The hair-line recedes.
Between encounters with fire ants and an upside-down jellyfish, I've had more than enough painful stings recently.  Fortunately, I was able to avoid any direct contact with the puss caterpillar.

It is more recognizable as a caterpillar from underneath.
Explore some more: Toxic "Toupee"

Monday, December 8, 2014

When a tree falls in the forest, it makes a buzz

When I found the downed tree pictured below, I was glad that I hadn't been underneath when it fell.  Then, when I inspected the tree more closely, I was glad that I hadn't been anywhere nearby when it fell.

A recently fallen tree.
The signs left inside the tree suggested that it had not come down quietly -- due to the colony of honey bees that had been living inside.

A piece of wax comb left in the hollow inside the tree.
The tree had been dead long before it had fallen, and the hollow inside it made an attractive spot for honey bees to build their hive.  If the bee colony had not already abandoned the nest cavity before the tree came crashing down, there may have been several thousand very agitated bees emerging from the wreckage of the tree.  However, by the time I came by, the cavity had been mostly cleaned out by opportunists...
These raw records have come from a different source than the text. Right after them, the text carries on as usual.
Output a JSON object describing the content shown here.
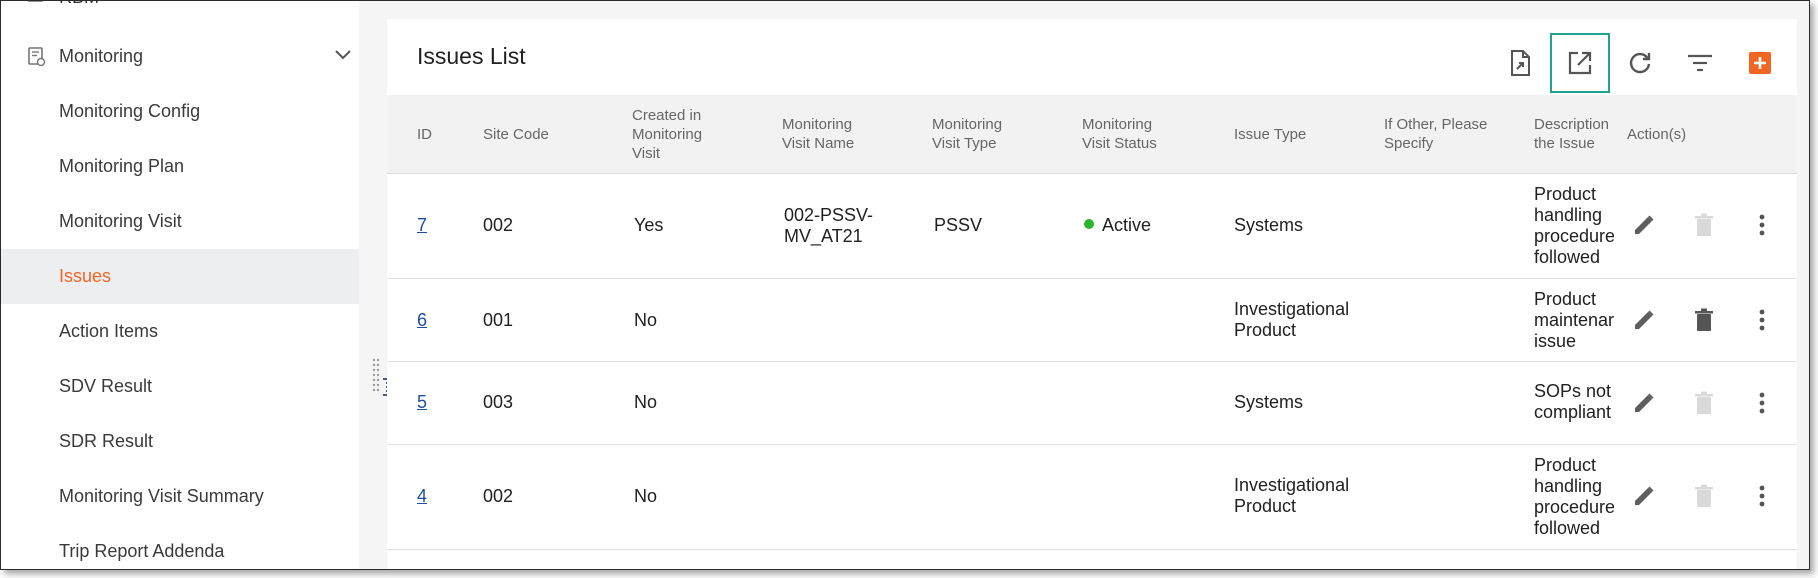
{
  "sidebar": {
    "top_partial_label": "RBM",
    "group_label": "Monitoring",
    "items": [
      {
        "label": "Monitoring Config",
        "active": false
      },
      {
        "label": "Monitoring Plan",
        "active": false
      },
      {
        "label": "Monitoring Visit",
        "active": false
      },
      {
        "label": "Issues",
        "active": true
      },
      {
        "label": "Action Items",
        "active": false
      },
      {
        "label": "SDV Result",
        "active": false
      },
      {
        "label": "SDR Result",
        "active": false
      },
      {
        "label": "Monitoring Visit Summary",
        "active": false
      },
      {
        "label": "Trip Report Addenda",
        "active": false
      }
    ]
  },
  "card": {
    "title": "Issues List",
    "toolbar": {
      "icons": [
        "export-document-icon",
        "open-external-icon",
        "refresh-icon",
        "filter-icon",
        "add-icon"
      ],
      "highlighted": "open-external-icon"
    }
  },
  "table": {
    "columns": {
      "id": "ID",
      "site_code": "Site Code",
      "created_in_visit": "Created in Monitoring Visit",
      "visit_name": "Monitoring Visit Name",
      "visit_type": "Monitoring Visit Type",
      "visit_status": "Monitoring Visit Status",
      "issue_type": "Issue Type",
      "if_other": "If Other, Please Specify",
      "description": "Description the Issue",
      "actions": "Action(s)"
    },
    "rows": [
      {
        "id": "7",
        "site_code": "002",
        "created_in_visit": "Yes",
        "visit_name": "002-PSSV-MV_AT21",
        "visit_type": "PSSV",
        "visit_status": "Active",
        "issue_type": "Systems",
        "if_other": "",
        "description": "Product handling procedure followed",
        "delete_enabled": false
      },
      {
        "id": "6",
        "site_code": "001",
        "created_in_visit": "No",
        "visit_name": "",
        "visit_type": "",
        "visit_status": "",
        "issue_type": "Investigational Product",
        "if_other": "",
        "description": "Product maintenar issue",
        "delete_enabled": true
      },
      {
        "id": "5",
        "site_code": "003",
        "created_in_visit": "No",
        "visit_name": "",
        "visit_type": "",
        "visit_status": "",
        "issue_type": "Systems",
        "if_other": "",
        "description": "SOPs not compliant",
        "delete_enabled": false
      },
      {
        "id": "4",
        "site_code": "002",
        "created_in_visit": "No",
        "visit_name": "",
        "visit_type": "",
        "visit_status": "",
        "issue_type": "Investigational Product",
        "if_other": "",
        "description": "Product handling procedure followed",
        "delete_enabled": false
      }
    ]
  },
  "colors": {
    "accent_orange": "#f26522",
    "highlight_teal": "#1fa58f",
    "link_blue": "#1f4e9c",
    "active_green": "#2bb52b"
  }
}
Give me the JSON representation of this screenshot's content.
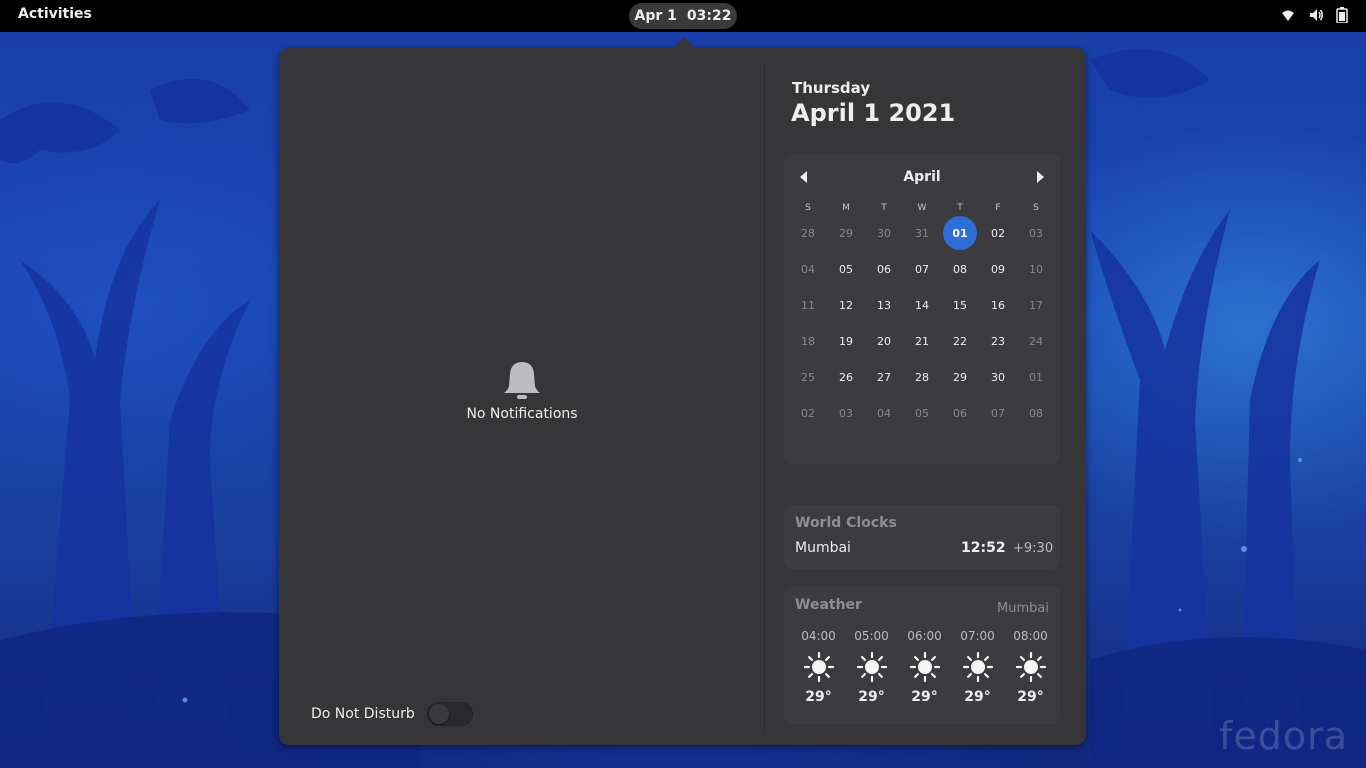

One of several bug nymphs foraging in the hollow.
...with only a few bug nymphs left roaming over the bits and pieces of the bees' nest.

A close-up of another bug nymph.